Keith Curle: “When somebody accuses you of something you know is not right, then you are well within your rights to take it to court and win your case, which is what I did”
The Cobblers entertain Mansfield at the PTS Academy Stadium on Saturday, and it is a significant day for Town boss Keith Curle as he comes up against the club that gave him his first chance in football management.
It is also the club that sacked him in December, 2004, with Curle accused of ‘bullying and intimidating a youth team player’.
It was certainly an upsetting and low point in Curle’s footballing career, but it was also complete nonsense.

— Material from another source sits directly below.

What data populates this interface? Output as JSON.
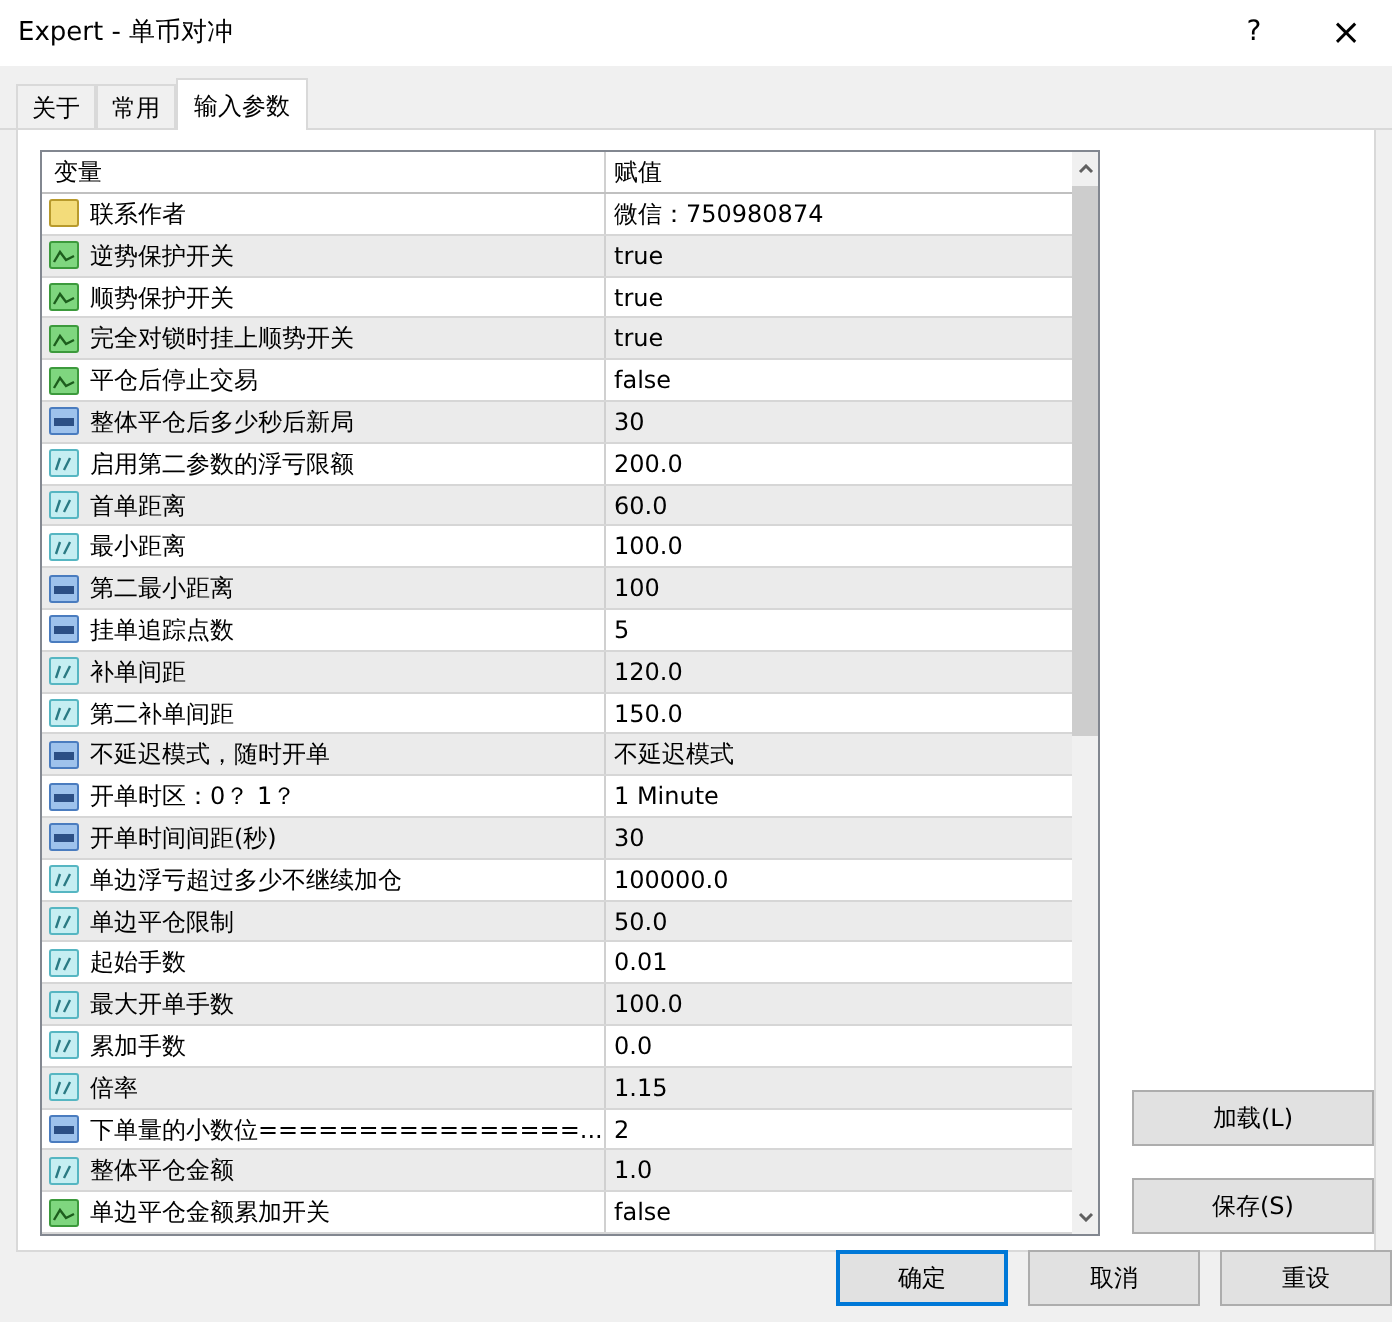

The former Manchester City and England defender always denied all of the accusations, and to prove it he took Mansfield Town and the chairman who sacked him, Keith Haslam, to court to clear his name.
And clear his name he did.
After a two-day court hearing, Judge Field QC cleared Curle of any wrongdoing, saying he had acted ‘appropriately, professionally and fairly’ at all times, and described Mansfield’s disciplinary process as a ‘sham’.
“It was disappointing it went to court, I won my court case, but unfortunately that doesn’t get highlighted as much,” said Curle, who was initially suspended in November, 2004, before being dismissed a month later.
“I think there were 18 points of order that went to court, and I won every single one of them.
“It is disappointing that you are starting your career and lose your job under accusations, and that you have to take it to court. But it was the right thing for me to do, to clear my name.
“If you are accused of something, you can do no more than take it to the appropriate avenue and you win every single point of order.”
Despite his complete innocence, what happened to Curle is the sort of thing that can severely damage a career, but he has successfully shrugged it off.
He took up the manager’s job at Chester City before his court case win in August, 2006, and has gone on to manage Torquay United, Notts County, Carlisle United and now the Cobblers, as well as being assistant manager to Neil Warnock at Crystal Palace and Queens Park Rangers.
Curle is obviously not happy with Haslam and what he did to him, but he has never let it eat away at him.
“I still see the previous owner in and around Sheffield, and the conversations are pretty short,” said Curle.
“It is one of those where I went to court, I knew I was right, and I knew they were wrong.
“To be honest, right from the outset they knew they were wrong, but that is the way football cub owners sometimes work.
“They know they are wrong but they go down that path and don’t really care about somebody’s name, and that their reputation is at stake.
“I have lost my job before and it’s not nice, but it is one of those things you accept if you have lost your job through not being able to gain enough points, or something else long those lines.
“You have to accept that when that happens, but when somebody accuses you of something you know is not right, then you are well within your rights to take it to court and win your case, which is what I did.
“I think I have learned a lot, and I have changed a lot as a manager and the person I was in my first job to what I am now.”
Although it was a difficult time for Curle, he has never held anything against Mansfield Town as a club, and says he still has ‘fond memories’ of his time at a ‘fantastic football club’.
The high point of his time at Field Mill was steering the Stags to the 2004 division three play-off final, controversially seeing off the Cobblers in the semi-final along the way, although they were beaten in the final by Huddersfield Town, losing a penalty shootout.
Mansfield are once again knocking on the promotion door this season, and an army of close to 1,500 of their supporters are expected in town this weekend to see their clash with the Cobblers.
Curle has nothing but admiration for those supporters, and the club as a whole.
“When I was at Mansfield the Stags fans were good supporters, and they were very vocal,” said the Cobblers boss.
“It culminated in us having a fantastic day out at the Millennium Stadium, and a great play-off final that had everything, and I very much enjoyed my time at the club.
“I was disappointed with how it ended, but I think a lot of the people that know me, knew the football club, know the truth, and that is the important thing for me.
“Mansfield is a fantastic football club, and when I go back there it is a place I have very fond memories of.”